Friday 23rd September 2016The Worst Ferry Disaster You Never Heard Of
It's not as terrible as the headline sounds, trust me. Instead, it's something far more hilarious.
Recent visitors to New York and Staten Island have been privy to one of the best-kept nonexistent secret tragedies to befall the United States: The Staten Island Ferry Octopus Attack. No, you didn't miss a news headline - it's all an elaborate stunt by artist Joe Reginella to dupe tourists into searching for a nonexistent museum.
Dubbed "Staten Island Ferry Disaster Memorial Museum", the museum was promoted in some fake brochures passed out around the New York area. Some of the more gullible tourists felt the need to excoriate the United States for concealing such a tragic accident, although it's likely that they'll simply pretend they were in on the joke.
A beautiful statue was erected on the Staten Island Ferry Docks for a brief time, commemorating the "disaster", and we can only hope that it will be retained somewhere as an ongoing exhibit, even if it's necessary to inform visitors that it never really happened.
Reginella describes the entire project as "part practical joke, part multimedia art project, part social experiment."
Here's the elaborate description of the event from the website:
"It was close to 4am on the quiet morning of November 22, 1963 when the Steam Ferry Cornelius G. Kolff vanished without a trace. On its way with nearly 400 hundred people, mostly on their way to work, the disappearance of the Cornelius G. Kolff remains both one of New York’s most horrific maritime tragedies and perhaps its most intriguing mystery. Eye witness accounts describe “large tentacles” which “pulled” the ferry beneath the surface only a short distance from its destination at Whitehall Terminal in Lower Manhattan. Nobody on board survived and only small pieces of wreckage have been found…strangely with large “suction cup-shaped” marks on them. The only logical conclusion scientists and officials could point to was that the boat had been attacked by a massive octopus, roughly half the size of the ship. Adding to the tragedy, is that this disaster went almost completely unnoticed by the public as later that day another, more “newsworthy” tragedy would befall the nation when beloved President John Fitzgerald Kennedy was assassinated. The Staten Island Ferry Disaster Museum hopes to correct this oversight by preserving the memory of those lost in this tragedy and educating the public about the truth behind the only known giant octopus-ferry attack in the tri-state area."
Posted on September 23rd 2016 on 07:27pm
Wednesday 06th August 2014Because 'Art', That's Why!
Many people, both artists and non-artists, fall into one of the following categories: those who love modern art, those who are confused by modern art, and those who are confused by modern art but pretend to play along so that other people won't think they 'just don't get it'. Sometimes, it can be hard to tell which category you fall into, and it's possible to transition fairly rapidly between groups, especially when artists seem consistently trying to one-up each other with even more bizarre and conceptually ridiculous projects. It should perhaps come as no surprise, then, that 4chan, those internet superheroes/villains (depending on who you ask, and which day it is), has recently played a vital role in what has to be one of the most ridiculous art sales of all time. Assuming, of course, that the whole thing isn't a hoax.

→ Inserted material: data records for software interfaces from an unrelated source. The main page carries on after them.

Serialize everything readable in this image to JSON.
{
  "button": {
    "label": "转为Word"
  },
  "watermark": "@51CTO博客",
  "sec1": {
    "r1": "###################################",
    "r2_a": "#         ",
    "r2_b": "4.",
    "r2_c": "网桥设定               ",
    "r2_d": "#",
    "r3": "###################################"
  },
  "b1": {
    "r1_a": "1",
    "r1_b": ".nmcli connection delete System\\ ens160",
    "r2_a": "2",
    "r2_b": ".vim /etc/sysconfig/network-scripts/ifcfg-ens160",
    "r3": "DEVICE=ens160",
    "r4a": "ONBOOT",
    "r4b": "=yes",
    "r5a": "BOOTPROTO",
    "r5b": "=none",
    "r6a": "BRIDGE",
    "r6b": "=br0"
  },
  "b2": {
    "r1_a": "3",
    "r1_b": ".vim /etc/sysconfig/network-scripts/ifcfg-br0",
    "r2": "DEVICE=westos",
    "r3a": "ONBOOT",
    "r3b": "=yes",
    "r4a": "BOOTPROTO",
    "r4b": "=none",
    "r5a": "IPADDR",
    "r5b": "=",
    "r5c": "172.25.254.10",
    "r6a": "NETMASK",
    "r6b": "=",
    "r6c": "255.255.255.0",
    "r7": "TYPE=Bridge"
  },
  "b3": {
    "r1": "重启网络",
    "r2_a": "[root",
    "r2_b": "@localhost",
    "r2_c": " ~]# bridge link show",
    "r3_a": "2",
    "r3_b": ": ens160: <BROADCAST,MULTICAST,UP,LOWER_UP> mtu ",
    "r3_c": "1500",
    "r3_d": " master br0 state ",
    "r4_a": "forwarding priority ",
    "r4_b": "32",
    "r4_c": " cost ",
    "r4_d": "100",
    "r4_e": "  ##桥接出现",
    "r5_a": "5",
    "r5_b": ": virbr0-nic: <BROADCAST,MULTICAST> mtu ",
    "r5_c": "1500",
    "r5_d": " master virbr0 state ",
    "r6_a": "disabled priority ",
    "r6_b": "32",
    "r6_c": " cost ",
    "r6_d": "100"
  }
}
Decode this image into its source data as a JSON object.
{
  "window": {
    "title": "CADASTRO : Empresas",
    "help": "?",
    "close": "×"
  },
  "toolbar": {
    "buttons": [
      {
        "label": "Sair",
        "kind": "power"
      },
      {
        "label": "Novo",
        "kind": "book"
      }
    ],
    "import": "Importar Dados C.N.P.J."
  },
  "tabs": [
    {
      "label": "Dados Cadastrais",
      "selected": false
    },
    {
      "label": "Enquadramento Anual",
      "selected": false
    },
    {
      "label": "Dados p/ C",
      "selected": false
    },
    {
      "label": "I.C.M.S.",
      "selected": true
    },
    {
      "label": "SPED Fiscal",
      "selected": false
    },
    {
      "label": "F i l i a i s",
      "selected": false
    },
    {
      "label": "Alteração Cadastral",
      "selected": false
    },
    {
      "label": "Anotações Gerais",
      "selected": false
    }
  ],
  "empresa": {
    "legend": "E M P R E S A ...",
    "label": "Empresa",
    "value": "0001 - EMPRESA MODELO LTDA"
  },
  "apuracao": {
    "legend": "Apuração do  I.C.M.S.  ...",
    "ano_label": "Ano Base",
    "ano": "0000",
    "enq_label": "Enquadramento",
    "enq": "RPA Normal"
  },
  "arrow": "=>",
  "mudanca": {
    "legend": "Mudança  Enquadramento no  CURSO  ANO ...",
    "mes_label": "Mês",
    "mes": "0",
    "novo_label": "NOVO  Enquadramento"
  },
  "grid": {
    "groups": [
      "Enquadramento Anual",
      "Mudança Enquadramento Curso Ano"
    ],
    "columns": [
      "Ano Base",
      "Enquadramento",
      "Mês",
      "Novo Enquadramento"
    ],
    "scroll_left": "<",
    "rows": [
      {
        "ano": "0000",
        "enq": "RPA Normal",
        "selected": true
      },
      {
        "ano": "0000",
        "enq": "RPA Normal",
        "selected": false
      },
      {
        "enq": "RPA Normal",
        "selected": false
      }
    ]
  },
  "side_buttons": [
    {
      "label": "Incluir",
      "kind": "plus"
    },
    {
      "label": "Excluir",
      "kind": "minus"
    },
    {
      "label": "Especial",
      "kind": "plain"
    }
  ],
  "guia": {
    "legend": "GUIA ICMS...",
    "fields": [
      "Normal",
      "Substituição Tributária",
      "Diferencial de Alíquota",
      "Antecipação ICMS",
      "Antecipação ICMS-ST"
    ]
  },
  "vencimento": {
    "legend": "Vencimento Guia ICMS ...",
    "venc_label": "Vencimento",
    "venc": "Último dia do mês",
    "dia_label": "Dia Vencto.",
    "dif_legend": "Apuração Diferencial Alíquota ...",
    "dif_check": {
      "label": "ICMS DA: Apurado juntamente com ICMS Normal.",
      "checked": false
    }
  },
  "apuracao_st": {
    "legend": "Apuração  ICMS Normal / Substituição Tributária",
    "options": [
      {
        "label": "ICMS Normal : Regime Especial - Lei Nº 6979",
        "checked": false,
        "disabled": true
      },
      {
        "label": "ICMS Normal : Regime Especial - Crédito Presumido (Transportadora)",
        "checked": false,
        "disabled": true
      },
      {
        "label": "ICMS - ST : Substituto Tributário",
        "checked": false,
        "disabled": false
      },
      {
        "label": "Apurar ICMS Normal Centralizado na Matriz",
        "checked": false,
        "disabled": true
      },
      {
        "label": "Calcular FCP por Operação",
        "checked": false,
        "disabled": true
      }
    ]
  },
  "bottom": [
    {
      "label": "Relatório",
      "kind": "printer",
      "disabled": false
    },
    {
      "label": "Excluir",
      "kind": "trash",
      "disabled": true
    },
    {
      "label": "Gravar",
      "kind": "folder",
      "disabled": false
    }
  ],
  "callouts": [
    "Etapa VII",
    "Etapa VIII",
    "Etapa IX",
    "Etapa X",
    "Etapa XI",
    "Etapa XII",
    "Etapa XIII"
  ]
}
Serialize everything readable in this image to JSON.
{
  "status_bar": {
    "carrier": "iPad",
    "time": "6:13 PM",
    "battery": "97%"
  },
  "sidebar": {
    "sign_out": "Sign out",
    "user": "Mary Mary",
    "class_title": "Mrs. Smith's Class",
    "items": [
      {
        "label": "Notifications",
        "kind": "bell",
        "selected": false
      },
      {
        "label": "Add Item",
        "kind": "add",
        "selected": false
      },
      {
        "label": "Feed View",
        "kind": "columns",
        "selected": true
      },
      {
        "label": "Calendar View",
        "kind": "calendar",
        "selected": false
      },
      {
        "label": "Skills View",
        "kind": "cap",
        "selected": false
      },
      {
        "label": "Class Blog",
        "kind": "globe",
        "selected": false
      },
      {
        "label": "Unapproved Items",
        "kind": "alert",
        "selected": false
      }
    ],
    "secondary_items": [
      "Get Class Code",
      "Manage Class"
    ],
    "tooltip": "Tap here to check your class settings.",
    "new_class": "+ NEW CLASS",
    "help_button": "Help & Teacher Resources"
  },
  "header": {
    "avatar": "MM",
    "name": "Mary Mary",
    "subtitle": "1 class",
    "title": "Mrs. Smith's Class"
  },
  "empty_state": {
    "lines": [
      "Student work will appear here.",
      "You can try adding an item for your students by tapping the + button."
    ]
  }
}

A 4chan member took a bad digital photograph of a computer screen displaying a post from the 4chan message board, and subsequently sold that photograph on eBay for almost $100,000. Yes, you read that right. Titled, 'Artwork by Anonymous' (anonymous being the appellation given to users of the message board who refuse to provide any other name), the piece sold for $90,900 USD on August 1st, 2014. The seller, named xhacker02, has been a member of eBay since 2007, and has generally positive feedback, and the person who bought the artwork appears not to have retracted the bid. As a sideline of the eBay system, however, it is possible that if the buyer and seller discuss the matter and for whatever reason - say, if this whole thing was a joke/hoax - decide not to go ahead with the transaction, we the lowly viewer will never know that the sale never actually happened. As if that wasn't enough, now there is a similarly styled post entitled Artwork of Artwork By Anonymous, although that has yet to receive any bids.
Does it really matter if the sale happened, however?It's important to realize that much of conceptual artwork happens within us the viewer, rather than that which is projected by the 'artist'. In that case, literally anything is art if it causes us to reflect on the world and our role in it, the role of other actors and objects and life, the universe and everything. Kudos, 4chan. Welcome to the art world.
Posted on August 06th 2014 on 05:53pm